* Work required
Which lines run from the one containing "Read all visible content and emit it as JSON." through the last line of the records? Copy them exactly, leaving pictures out.

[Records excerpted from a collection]
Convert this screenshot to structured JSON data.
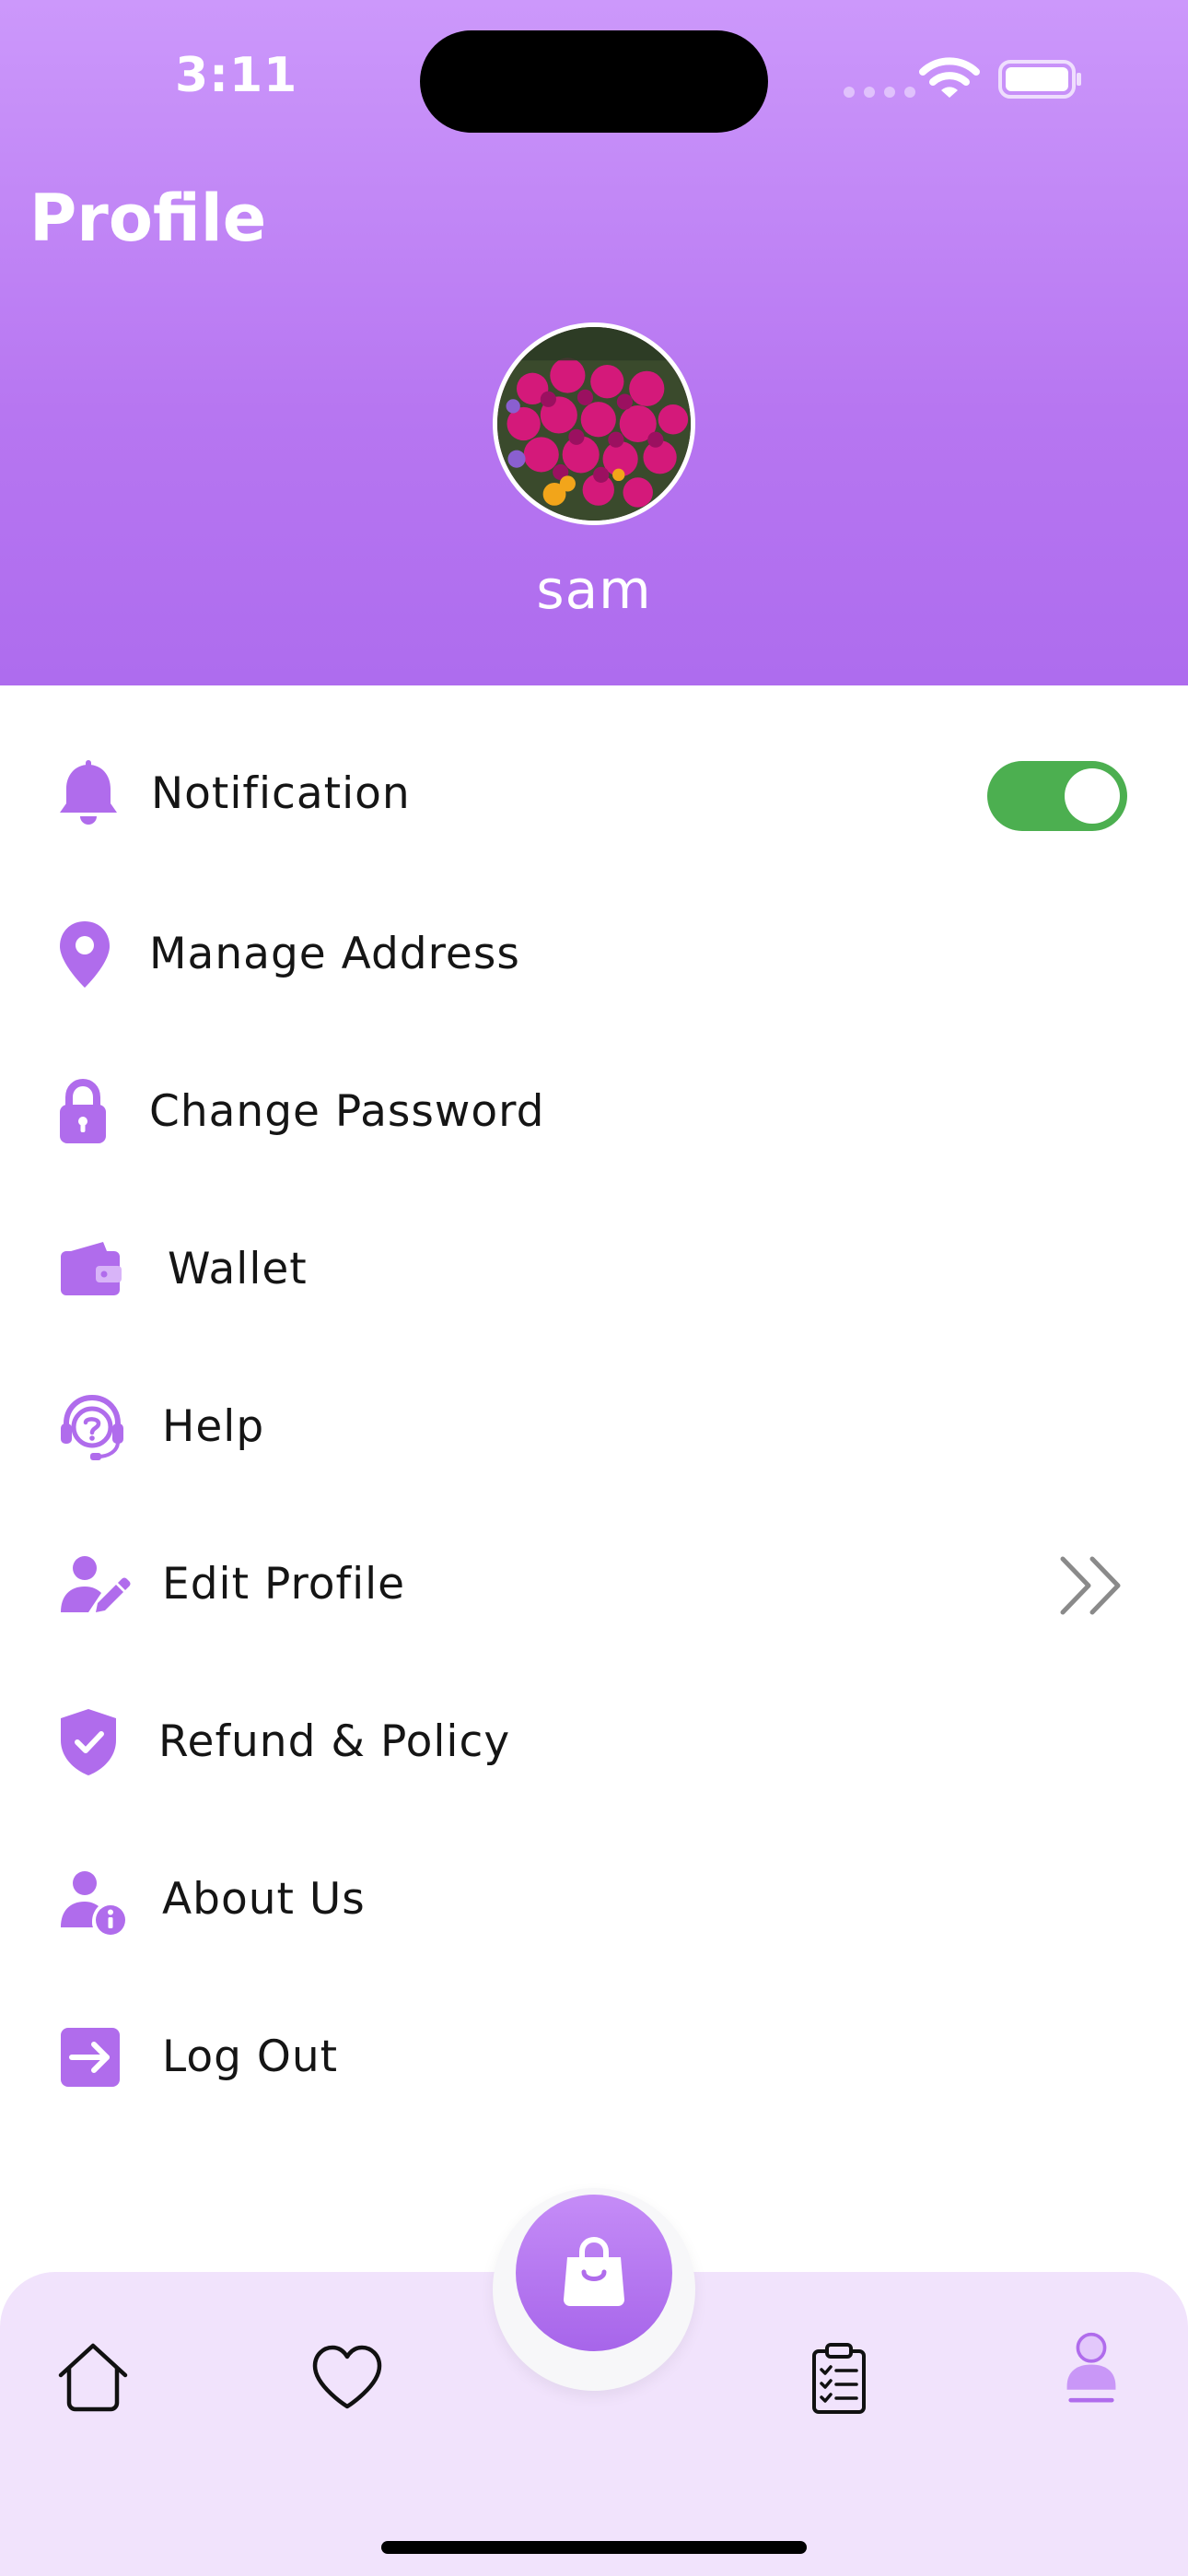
{
  "status_bar": {
    "time": "3:11"
  },
  "header": {
    "title": "Profile",
    "username": "sam"
  },
  "menu": [
    {
      "id": "notification",
      "label": "Notification",
      "icon": "bell-icon",
      "control": "toggle",
      "toggle_on": true
    },
    {
      "id": "manage-address",
      "label": "Manage Address",
      "icon": "location-pin-icon"
    },
    {
      "id": "change-password",
      "label": "Change Password",
      "icon": "lock-icon"
    },
    {
      "id": "wallet",
      "label": "Wallet",
      "icon": "wallet-icon"
    },
    {
      "id": "help",
      "label": "Help",
      "icon": "headset-help-icon"
    },
    {
      "id": "edit-profile",
      "label": "Edit Profile",
      "icon": "user-edit-icon",
      "control": "chevron"
    },
    {
      "id": "refund-policy",
      "label": "Refund & Policy",
      "icon": "shield-check-icon"
    },
    {
      "id": "about-us",
      "label": "About Us",
      "icon": "user-info-icon"
    },
    {
      "id": "log-out",
      "label": "Log Out",
      "icon": "logout-icon"
    }
  ],
  "bottom_nav": {
    "items": [
      {
        "id": "home",
        "icon": "home-icon"
      },
      {
        "id": "favorites",
        "icon": "heart-icon"
      },
      {
        "id": "cart",
        "icon": "shopping-bag-icon"
      },
      {
        "id": "orders",
        "icon": "clipboard-list-icon"
      },
      {
        "id": "profile",
        "icon": "profile-icon",
        "active": true
      }
    ]
  },
  "colors": {
    "accent": "#b06cec",
    "header_top": "#cc98fb",
    "header_bottom": "#ae6cee",
    "toggle_on": "#4caf50",
    "nav_background": "#f1e3fc"
  }
}
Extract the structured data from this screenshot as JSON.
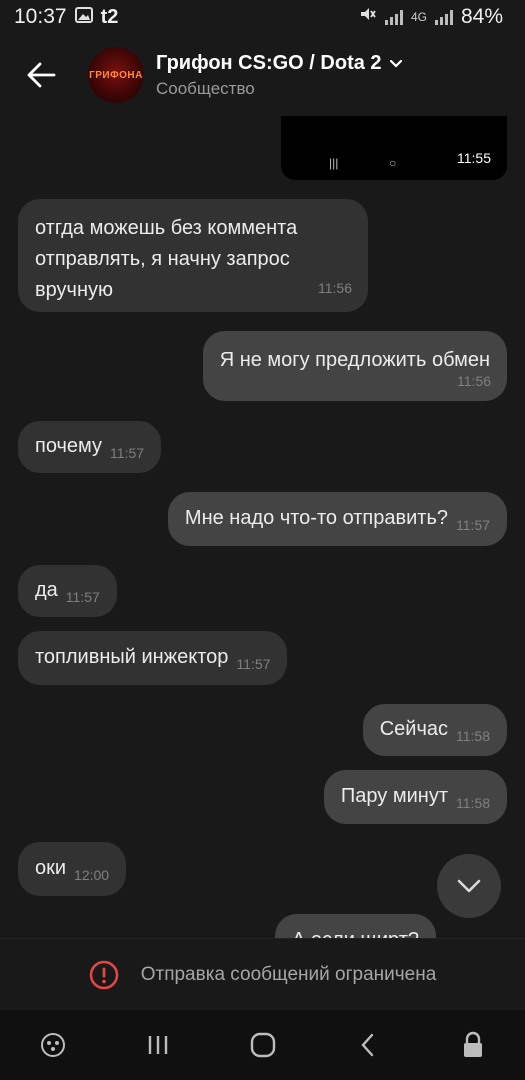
{
  "status_bar": {
    "time": "10:37",
    "carrier": "t2",
    "network": "4G",
    "battery": "84%"
  },
  "header": {
    "avatar_text": "ГРИФОНА",
    "title": "Грифон CS:GO / Dota 2",
    "subtitle": "Сообщество"
  },
  "media_message": {
    "time": "11:55"
  },
  "messages": [
    {
      "direction": "in",
      "text": "отгда можешь без коммента отправлять, я начну запрос вручную",
      "time": "11:56"
    },
    {
      "direction": "out",
      "text": "Я не могу предложить обмен",
      "time": "11:56"
    },
    {
      "direction": "in",
      "text": "почему",
      "time": "11:57"
    },
    {
      "direction": "out",
      "text": "Мне надо что-то отправить?",
      "time": "11:57"
    },
    {
      "direction": "in",
      "text": "да",
      "time": "11:57"
    },
    {
      "direction": "in",
      "text": "топливный инжектор",
      "time": "11:57"
    },
    {
      "direction": "out",
      "text": "Сейчас",
      "time": "11:58"
    },
    {
      "direction": "out",
      "text": "Пару минут",
      "time": "11:58"
    },
    {
      "direction": "in",
      "text": "оки",
      "time": "12:00"
    },
    {
      "direction": "out",
      "text": "А если щирт?",
      "time": ""
    }
  ],
  "restriction": {
    "text": "Отправка сообщений ограничена"
  },
  "icons": {
    "back": "arrow-left-icon",
    "chevron": "chevron-down-icon",
    "scroll_down": "chevron-down-icon",
    "alert": "exclamation-circle-icon",
    "game": "gamepad-icon",
    "recents": "recents-icon",
    "home": "home-icon",
    "nav_back": "chevron-left-icon",
    "lock": "lock-icon"
  },
  "colors": {
    "background": "#191919",
    "incoming_bubble": "#323232",
    "outgoing_bubble": "#444444",
    "alert_red": "#e64646"
  }
}
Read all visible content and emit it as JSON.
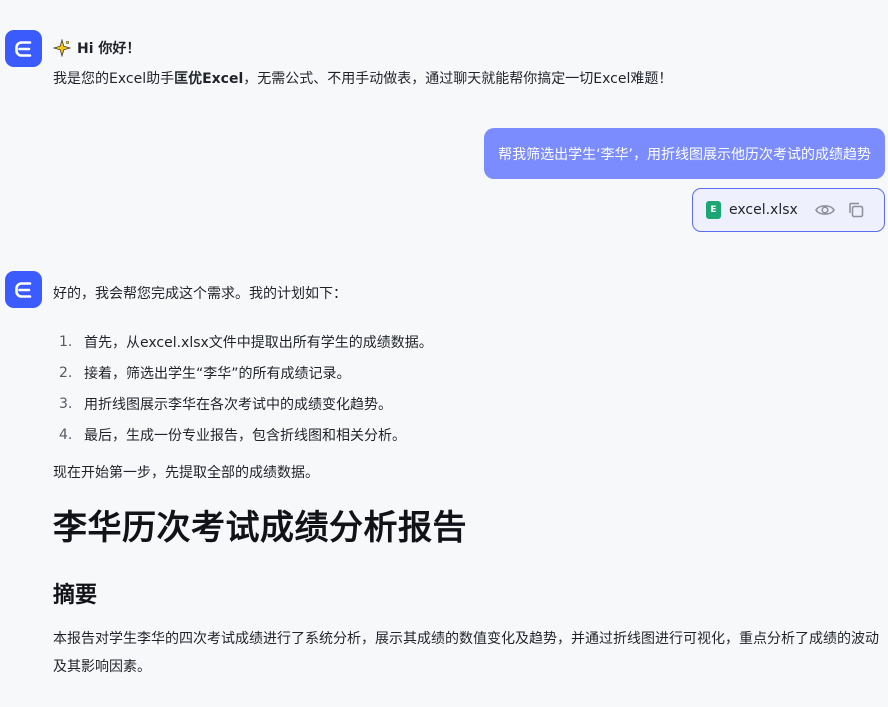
{
  "assistant": {
    "avatar_icon": "excel-e-logo-icon",
    "brand_color": "#3b5bfd"
  },
  "greeting": {
    "sparkle_icon": "sparkle-icon",
    "title": "Hi 你好！",
    "line_prefix": "我是您的Excel助手",
    "line_brand": "匡优Excel",
    "line_suffix": "，无需公式、不用手动做表，通过聊天就能帮你搞定一切Excel难题！"
  },
  "user_message": {
    "text": "帮我筛选出学生‘李华’，用折线图展示他历次考试的成绩趋势",
    "bubble_color": "#7b8cff"
  },
  "attachment": {
    "file_icon_letter": "E",
    "file_name": "excel.xlsx",
    "preview_icon": "eye-icon",
    "copy_icon": "copy-icon"
  },
  "reply": {
    "intro": "好的，我会帮您完成这个需求。我的计划如下：",
    "plan": [
      {
        "num": "1.",
        "text": "首先，从excel.xlsx文件中提取出所有学生的成绩数据。"
      },
      {
        "num": "2.",
        "text": "接着，筛选出学生“李华”的所有成绩记录。"
      },
      {
        "num": "3.",
        "text": "用折线图展示李华在各次考试中的成绩变化趋势。"
      },
      {
        "num": "4.",
        "text": "最后，生成一份专业报告，包含折线图和相关分析。"
      }
    ],
    "step_text": "现在开始第一步，先提取全部的成绩数据。"
  },
  "report": {
    "title": "李华历次考试成绩分析报告",
    "section_title": "摘要",
    "summary": "本报告对学生李华的四次考试成绩进行了系统分析，展示其成绩的数值变化及趋势，并通过折线图进行可视化，重点分析了成绩的波动及其影响因素。"
  }
}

* Solution to this task
Read all visible content and emit it as JSON.
{
  "assistant": {
    "avatar_icon": "excel-e-logo-icon",
    "brand_color": "#3b5bfd"
  },
  "greeting": {
    "sparkle_icon": "sparkle-icon",
    "title": "Hi 你好！",
    "line_prefix": "我是您的Excel助手",
    "line_brand": "匡优Excel",
    "line_suffix": "，无需公式、不用手动做表，通过聊天就能帮你搞定一切Excel难题！"
  },
  "user_message": {
    "text": "帮我筛选出学生‘李华’，用折线图展示他历次考试的成绩趋势",
    "bubble_color": "#7b8cff"
  },
  "attachment": {
    "file_icon_letter": "E",
    "file_name": "excel.xlsx",
    "preview_icon": "eye-icon",
    "copy_icon": "copy-icon"
  },
  "reply": {
    "intro": "好的，我会帮您完成这个需求。我的计划如下：",
    "plan": [
      {
        "num": "1.",
        "text": "首先，从excel.xlsx文件中提取出所有学生的成绩数据。"
      },
      {
        "num": "2.",
        "text": "接着，筛选出学生“李华”的所有成绩记录。"
      },
      {
        "num": "3.",
        "text": "用折线图展示李华在各次考试中的成绩变化趋势。"
      },
      {
        "num": "4.",
        "text": "最后，生成一份专业报告，包含折线图和相关分析。"
      }
    ],
    "step_text": "现在开始第一步，先提取全部的成绩数据。"
  },
  "report": {
    "title": "李华历次考试成绩分析报告",
    "section_title": "摘要",
    "summary": "本报告对学生李华的四次考试成绩进行了系统分析，展示其成绩的数值变化及趋势，并通过折线图进行可视化，重点分析了成绩的波动及其影响因素。"
  }
}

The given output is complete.